Fold the paper in half diagonally (corner to corner), and then unfold. Repeat with the other two corners. This is to find the middle and to make the rest of the folding easier. If the paper is thick or stiff it can help to reverse the folds.

Fold three of the corners in so that they meet in the middle. You now have a piece of paper resembling an open envelope. For the next two steps, ignore the flap.

Fold the square diagonally in two. You…

Reading report for January 2014

Here it is, finally: the reading report for January. (February‘s report is in the works: I have it entered into Excel and I just need to transfer it into Word, edit the layout and write the preface. It will either take a couple of days or a couple of months).
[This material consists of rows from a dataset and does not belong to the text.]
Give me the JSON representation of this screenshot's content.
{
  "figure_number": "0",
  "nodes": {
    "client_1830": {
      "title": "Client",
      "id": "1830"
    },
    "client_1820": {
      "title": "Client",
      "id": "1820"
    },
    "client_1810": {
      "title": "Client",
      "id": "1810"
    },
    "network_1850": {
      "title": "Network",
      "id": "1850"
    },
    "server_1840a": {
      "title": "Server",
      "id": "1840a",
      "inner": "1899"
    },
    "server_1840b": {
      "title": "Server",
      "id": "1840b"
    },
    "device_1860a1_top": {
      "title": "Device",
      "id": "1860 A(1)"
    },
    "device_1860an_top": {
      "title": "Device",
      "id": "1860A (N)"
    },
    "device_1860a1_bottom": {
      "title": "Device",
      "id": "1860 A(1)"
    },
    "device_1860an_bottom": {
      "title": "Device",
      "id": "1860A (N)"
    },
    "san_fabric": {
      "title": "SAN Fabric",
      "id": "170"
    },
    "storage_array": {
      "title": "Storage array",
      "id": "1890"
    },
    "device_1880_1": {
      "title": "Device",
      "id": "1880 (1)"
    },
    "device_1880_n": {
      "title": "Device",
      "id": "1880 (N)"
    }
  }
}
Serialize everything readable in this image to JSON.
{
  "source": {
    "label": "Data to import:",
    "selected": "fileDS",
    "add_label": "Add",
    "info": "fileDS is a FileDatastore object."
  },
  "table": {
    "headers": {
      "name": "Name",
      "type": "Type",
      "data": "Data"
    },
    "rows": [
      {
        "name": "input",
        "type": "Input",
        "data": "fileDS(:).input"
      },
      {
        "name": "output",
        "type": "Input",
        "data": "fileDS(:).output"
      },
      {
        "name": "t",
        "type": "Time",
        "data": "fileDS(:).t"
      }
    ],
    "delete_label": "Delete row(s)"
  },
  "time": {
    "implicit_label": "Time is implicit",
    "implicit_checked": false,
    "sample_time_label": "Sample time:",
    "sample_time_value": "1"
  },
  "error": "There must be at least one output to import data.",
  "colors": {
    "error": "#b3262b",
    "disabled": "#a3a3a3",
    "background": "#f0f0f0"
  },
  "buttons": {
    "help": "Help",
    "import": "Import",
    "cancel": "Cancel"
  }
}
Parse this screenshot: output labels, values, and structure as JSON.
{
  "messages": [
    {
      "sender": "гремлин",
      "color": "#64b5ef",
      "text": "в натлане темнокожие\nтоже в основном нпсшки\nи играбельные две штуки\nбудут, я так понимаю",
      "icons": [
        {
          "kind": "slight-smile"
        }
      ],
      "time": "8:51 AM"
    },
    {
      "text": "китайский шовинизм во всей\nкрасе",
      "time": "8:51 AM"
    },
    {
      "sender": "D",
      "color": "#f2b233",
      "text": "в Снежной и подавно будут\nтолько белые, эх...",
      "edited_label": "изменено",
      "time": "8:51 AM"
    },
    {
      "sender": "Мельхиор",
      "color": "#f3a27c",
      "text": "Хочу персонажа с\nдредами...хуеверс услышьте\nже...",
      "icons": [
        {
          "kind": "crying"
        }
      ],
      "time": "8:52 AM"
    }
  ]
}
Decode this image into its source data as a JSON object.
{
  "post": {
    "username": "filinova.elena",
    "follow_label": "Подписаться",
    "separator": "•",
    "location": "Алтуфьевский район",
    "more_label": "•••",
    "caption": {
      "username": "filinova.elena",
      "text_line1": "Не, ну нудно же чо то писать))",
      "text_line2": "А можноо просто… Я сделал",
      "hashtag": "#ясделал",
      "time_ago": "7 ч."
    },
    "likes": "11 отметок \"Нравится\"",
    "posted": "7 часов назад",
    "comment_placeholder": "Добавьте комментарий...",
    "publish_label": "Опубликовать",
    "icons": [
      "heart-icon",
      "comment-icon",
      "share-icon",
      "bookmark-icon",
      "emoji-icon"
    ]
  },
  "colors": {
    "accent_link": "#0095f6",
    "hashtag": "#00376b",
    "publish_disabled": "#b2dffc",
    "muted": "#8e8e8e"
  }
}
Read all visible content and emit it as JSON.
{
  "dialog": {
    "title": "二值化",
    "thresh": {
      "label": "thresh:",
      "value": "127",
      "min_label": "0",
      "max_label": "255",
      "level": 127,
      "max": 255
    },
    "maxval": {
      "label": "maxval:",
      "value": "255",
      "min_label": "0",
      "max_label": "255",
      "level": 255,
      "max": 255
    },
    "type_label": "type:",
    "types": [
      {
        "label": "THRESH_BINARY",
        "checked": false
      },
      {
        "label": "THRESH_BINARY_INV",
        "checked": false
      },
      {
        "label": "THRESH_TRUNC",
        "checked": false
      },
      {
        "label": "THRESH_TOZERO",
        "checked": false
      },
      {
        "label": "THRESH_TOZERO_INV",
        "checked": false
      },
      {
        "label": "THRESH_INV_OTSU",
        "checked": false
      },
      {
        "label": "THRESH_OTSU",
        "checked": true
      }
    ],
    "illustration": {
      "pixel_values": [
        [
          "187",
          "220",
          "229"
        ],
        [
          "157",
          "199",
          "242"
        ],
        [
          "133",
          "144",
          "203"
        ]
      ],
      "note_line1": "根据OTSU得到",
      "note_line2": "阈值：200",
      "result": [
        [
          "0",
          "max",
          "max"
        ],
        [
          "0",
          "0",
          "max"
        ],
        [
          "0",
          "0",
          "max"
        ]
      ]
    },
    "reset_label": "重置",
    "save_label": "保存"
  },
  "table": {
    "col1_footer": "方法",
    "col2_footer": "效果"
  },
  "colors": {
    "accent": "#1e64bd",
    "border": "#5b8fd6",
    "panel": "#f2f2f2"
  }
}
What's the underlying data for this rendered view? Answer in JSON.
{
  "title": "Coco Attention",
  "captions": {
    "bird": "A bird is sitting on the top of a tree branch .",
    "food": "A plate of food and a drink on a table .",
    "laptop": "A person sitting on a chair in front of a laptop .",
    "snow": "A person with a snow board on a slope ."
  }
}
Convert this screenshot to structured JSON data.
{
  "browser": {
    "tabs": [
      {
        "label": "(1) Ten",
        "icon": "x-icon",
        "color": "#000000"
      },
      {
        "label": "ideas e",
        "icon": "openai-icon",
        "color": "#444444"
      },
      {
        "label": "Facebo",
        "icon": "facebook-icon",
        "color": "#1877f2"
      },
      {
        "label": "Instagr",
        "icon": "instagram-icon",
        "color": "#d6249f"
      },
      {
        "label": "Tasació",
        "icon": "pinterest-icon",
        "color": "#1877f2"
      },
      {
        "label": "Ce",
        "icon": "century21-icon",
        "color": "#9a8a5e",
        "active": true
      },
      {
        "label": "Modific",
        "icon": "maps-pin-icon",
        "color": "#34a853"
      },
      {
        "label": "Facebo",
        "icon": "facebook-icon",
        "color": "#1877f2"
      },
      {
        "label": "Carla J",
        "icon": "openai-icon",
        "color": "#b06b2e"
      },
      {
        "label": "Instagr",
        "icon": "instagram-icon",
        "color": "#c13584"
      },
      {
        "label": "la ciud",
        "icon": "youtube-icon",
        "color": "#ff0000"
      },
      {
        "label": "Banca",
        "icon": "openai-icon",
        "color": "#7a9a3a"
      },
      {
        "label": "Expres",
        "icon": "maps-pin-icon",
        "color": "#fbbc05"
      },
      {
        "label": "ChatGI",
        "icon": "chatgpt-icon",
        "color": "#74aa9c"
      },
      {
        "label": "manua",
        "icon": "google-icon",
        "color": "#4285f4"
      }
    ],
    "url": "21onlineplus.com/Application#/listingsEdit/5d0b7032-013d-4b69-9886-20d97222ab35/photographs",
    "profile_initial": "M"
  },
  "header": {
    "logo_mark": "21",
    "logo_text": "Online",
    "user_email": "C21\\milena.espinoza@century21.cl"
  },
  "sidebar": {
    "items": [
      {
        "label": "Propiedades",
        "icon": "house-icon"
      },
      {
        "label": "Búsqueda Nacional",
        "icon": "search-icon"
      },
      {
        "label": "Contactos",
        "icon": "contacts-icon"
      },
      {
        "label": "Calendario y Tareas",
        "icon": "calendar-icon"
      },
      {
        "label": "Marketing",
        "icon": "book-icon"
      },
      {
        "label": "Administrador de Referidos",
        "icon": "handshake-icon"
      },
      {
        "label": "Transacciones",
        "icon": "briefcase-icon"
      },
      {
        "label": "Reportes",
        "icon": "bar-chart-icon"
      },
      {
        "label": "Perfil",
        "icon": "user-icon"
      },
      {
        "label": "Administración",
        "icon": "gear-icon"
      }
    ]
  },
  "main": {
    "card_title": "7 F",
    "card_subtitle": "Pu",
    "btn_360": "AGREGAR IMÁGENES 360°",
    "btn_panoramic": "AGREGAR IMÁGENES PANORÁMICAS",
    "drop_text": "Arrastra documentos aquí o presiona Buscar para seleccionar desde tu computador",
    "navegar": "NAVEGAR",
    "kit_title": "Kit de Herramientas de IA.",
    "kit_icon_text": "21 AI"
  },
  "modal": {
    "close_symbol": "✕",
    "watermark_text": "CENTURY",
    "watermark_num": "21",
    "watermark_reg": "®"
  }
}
I finished 26 books in January, although admittedly a number of them were novellas. As I mentioned in my previous post, I delved into a new(ish) type of genre: gay (or M/M) romance. I found everything from genuinely sweet romance to hardcore BDSM, in sub-genres like fantasy, suspense and mystery and even a quartet of entertaining (and unlikely) rock star romances. Other books I read in January include the highly enjoyable memoir of cooking doyenne Julia Child, two straight romances, and Jennifer Worth‘s trilogy of memoirs about her experiences as a midwife in a London slum in the 1950s. I also watched the first season of the TV series based on these books and may (I say 'may') write something about this when I have finis…

Stiff – The curious lives of human cadavers

Originally published in November and December 2004, in 4 parts. Book 42 in my first 52 books challenge.

Author: Mary Roach
Year published: 2003
Pages: 303
Genre: Popular science, biology
Where got:

Mom, Dad, what happens after we die?

This is a classic question most parents dread having to answer. While this book doesn’t answer the philosophical/theological part of the question – what happens to the soul? - it does claim to contain answers to the biological part, namely: what happens to the body?

Reading progress for Stiff:
Stiff is proving to be an interesting read. Roach writes in a matter-of-fact journalistic style that makes the subject seem less grim than it really is, but she does on occasion become a bit too flippant about it, I guess in an attempt to distance herself. Although she uses humour to ease the grimness, the jokes – which, by the way, are never about the dead, only the living, especially Roach herself – often fall flat. Perhaps it’s just me, but this is a serio…